EXERCISE - In the lines below, count those containing the word "Asiana" and give the number alone.

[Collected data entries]
····················
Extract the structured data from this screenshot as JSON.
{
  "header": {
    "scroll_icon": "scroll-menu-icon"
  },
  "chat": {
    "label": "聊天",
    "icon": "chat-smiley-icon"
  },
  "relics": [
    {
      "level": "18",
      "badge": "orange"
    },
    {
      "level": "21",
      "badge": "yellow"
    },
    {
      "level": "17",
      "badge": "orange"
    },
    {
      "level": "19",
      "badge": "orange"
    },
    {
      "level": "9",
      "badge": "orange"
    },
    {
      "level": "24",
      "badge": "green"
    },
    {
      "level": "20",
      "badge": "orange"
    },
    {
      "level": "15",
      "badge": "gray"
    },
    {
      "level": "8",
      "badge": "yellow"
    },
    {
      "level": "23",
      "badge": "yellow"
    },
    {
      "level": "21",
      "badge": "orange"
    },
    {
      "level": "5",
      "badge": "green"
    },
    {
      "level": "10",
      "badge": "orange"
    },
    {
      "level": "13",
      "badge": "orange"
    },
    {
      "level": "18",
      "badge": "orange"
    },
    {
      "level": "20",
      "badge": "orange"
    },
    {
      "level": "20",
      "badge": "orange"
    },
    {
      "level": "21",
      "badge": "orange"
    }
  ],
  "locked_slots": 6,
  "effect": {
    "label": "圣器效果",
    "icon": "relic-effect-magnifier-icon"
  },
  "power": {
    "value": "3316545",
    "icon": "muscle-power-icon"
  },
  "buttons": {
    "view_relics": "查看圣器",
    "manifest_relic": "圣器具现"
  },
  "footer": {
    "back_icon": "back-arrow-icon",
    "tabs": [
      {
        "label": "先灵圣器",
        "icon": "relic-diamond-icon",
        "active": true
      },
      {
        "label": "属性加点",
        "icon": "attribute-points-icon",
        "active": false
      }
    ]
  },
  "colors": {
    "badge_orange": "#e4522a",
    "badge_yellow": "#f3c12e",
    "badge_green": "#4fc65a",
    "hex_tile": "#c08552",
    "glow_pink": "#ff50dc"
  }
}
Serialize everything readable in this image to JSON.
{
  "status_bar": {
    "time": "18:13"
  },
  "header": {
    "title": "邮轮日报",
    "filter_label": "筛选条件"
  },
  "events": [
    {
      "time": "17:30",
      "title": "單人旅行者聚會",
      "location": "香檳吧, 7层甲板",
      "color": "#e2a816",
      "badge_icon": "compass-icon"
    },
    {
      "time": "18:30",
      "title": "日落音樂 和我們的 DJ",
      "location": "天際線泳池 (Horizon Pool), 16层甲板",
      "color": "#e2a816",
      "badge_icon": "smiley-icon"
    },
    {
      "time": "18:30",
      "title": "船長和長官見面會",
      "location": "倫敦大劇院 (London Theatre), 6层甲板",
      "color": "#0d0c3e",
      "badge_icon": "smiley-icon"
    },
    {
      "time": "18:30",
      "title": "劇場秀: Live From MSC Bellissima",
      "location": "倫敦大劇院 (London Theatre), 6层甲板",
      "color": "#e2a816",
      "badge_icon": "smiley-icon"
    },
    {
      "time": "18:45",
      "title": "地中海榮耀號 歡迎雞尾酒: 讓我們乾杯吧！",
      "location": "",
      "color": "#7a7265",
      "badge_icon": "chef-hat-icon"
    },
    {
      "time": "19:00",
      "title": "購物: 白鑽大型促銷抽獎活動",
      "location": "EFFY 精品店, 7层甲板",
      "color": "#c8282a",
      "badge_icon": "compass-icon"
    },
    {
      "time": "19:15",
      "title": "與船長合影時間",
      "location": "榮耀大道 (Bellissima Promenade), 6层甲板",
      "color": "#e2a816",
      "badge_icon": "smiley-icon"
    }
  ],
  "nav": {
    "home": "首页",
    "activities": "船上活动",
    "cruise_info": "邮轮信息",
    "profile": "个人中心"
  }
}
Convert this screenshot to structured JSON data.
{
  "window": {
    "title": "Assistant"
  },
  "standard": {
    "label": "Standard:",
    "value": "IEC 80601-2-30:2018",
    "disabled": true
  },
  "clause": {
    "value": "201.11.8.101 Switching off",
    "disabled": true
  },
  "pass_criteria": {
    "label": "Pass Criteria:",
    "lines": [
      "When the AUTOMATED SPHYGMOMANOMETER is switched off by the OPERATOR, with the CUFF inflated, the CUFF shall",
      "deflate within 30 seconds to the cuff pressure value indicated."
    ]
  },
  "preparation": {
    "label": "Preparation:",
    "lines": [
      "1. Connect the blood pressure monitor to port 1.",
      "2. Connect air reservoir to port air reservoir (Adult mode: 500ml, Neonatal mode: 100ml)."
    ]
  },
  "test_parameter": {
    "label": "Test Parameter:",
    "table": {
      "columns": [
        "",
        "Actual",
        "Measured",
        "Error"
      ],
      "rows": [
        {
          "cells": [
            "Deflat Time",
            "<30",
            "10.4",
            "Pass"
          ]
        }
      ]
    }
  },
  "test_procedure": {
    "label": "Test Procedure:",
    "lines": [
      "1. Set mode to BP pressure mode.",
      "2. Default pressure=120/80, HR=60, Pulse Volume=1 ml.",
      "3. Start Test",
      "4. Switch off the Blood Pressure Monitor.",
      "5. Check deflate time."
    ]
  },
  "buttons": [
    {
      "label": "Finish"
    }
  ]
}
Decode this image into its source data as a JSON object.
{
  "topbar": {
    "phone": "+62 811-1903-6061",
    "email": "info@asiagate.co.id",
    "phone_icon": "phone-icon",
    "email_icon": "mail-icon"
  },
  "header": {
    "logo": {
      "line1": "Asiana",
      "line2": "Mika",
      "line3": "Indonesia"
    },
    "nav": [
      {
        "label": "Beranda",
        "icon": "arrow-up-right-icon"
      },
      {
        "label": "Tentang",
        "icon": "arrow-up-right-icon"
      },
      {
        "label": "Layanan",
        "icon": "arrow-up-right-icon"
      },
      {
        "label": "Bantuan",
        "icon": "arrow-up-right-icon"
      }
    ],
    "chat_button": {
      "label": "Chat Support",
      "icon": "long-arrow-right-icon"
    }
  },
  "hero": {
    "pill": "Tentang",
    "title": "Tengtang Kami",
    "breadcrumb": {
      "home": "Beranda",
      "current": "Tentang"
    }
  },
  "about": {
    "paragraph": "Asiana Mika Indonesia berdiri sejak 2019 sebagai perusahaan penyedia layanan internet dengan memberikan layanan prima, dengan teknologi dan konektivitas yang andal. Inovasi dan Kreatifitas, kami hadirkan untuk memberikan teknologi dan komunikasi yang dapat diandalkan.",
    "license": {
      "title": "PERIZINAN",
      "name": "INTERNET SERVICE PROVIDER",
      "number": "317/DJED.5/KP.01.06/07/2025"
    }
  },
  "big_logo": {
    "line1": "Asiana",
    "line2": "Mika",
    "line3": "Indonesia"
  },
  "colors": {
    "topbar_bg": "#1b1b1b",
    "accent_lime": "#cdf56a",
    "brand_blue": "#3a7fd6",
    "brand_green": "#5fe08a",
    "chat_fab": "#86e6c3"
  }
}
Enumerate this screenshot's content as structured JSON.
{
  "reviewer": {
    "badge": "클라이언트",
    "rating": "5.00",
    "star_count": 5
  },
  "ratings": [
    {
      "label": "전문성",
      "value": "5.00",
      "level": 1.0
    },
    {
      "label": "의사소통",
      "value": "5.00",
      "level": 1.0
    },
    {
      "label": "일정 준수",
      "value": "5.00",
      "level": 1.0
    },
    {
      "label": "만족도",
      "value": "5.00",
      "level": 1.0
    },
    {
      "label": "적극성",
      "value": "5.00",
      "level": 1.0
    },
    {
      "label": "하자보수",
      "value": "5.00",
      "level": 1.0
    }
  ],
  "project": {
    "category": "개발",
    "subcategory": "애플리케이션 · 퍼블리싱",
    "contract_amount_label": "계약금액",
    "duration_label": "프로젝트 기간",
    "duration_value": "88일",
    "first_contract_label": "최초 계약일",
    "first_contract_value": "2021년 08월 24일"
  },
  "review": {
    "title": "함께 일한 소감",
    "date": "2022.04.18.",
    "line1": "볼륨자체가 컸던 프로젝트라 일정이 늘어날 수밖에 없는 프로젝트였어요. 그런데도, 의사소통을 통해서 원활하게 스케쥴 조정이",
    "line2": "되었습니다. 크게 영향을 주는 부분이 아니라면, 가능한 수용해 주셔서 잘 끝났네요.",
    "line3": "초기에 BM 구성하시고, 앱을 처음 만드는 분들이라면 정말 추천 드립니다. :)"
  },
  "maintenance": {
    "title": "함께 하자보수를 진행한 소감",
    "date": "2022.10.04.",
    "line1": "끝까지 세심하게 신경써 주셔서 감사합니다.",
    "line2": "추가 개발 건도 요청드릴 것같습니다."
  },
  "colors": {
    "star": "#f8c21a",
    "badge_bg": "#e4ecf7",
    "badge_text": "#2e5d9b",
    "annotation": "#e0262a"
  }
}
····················
EXERCISE OUTPUT - 3